Bob Paisley retired in 1983 and remains England’s greatest club football manager, although like his nearest rival Brian Clough, an FA Cup win would elude him. Over his 44 years of service, Paisley represented Liverpool in every footballing capacity. During his retirement he would continue to advise Kenny Dalglish on an informal basis and he was interviewed for the Republic of Ireland job that was eventually taken by Jack Charlton. His later life was beset by Alzheimer’s disease and he died on 14th February 1996. He is commemorated, like Shankly, by a set of gates leading into Anfield.

Tom Saunders and Joe Fagan, the two Liverpudlian members of the canonical Boot Room team, died within eight days of one another during the summer of 2001. While Fagan had spent his retirement in quiet seclusion, increasingly troubled by health problems, Saunders had been appointed to the Anfield board in 1993, where he helped both Graeme Souness and Roy Evans during their managerial spells. Reuben Bennett, the only member of the original Boot Room quartet never to manage the club, died in 1989 aged 76. Of the surviving members of the Boot Room story, Ronnie Moran died earlier this year at the age of 83. Roy Evans is now 68 and works as a commentator and analyst for Liverpool TV. Kenny Dalglish is 65 and would go on to manage Blackburn Rovers to a Premier League title in 1995. Brief spells at Newcastle United and Celtic followed, before an unsuccessful return to the Anfield dugout in 2011/12 after the dismissal of Roy Hodgson. He is now an non-executive director at the club.

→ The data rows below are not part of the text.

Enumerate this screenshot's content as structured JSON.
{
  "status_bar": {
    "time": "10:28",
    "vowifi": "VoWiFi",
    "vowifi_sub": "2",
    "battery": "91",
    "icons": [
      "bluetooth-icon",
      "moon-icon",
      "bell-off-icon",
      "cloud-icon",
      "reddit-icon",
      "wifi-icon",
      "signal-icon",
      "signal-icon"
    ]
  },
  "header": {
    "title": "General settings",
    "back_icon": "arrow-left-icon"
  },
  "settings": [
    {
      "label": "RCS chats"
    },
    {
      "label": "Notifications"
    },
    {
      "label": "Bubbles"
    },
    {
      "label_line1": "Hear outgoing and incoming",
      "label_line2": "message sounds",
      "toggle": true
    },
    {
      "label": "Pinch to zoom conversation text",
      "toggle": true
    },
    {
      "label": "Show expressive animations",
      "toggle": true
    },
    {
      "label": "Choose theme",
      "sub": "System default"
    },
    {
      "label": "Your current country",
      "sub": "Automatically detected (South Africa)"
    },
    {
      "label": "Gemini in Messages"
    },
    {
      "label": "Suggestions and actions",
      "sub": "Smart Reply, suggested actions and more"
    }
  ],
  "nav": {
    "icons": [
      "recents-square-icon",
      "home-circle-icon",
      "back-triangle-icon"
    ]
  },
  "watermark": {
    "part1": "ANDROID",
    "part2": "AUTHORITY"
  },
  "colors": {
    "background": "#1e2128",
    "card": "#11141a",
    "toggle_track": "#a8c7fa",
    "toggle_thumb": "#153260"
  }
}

In 2006, he topped a poll of Liverpool supporters to find the 100 Players Who Shook The Kop.

Can Liverpool recapture the spirit of the Shankly revolution? Is it a prerequisite of achieving success? The answer to both questions, is probably no. This is not to say that Liverpool’s story is done: after all, they have been here, and lower, before. To try and reimagine a Boot Room-style dynasty is perhaps an over-simplistic view, but as Shankly said, being dismissive of something just because it is simple is a foolhardy enterprise. Jurgen Klopp is the man currently tasked with the almost impossible dream to re-establish the club’s standing. Klopp’s regime looks to be moving them in the right direction but, if and when it does ultimately bear fruit, it will be more surely a continuation of Klopp’s success with Borussia Dortmund than it is a reprise of the days of yore at Anfield, when Shankly, Paisley, Fagan and Dalglish were king.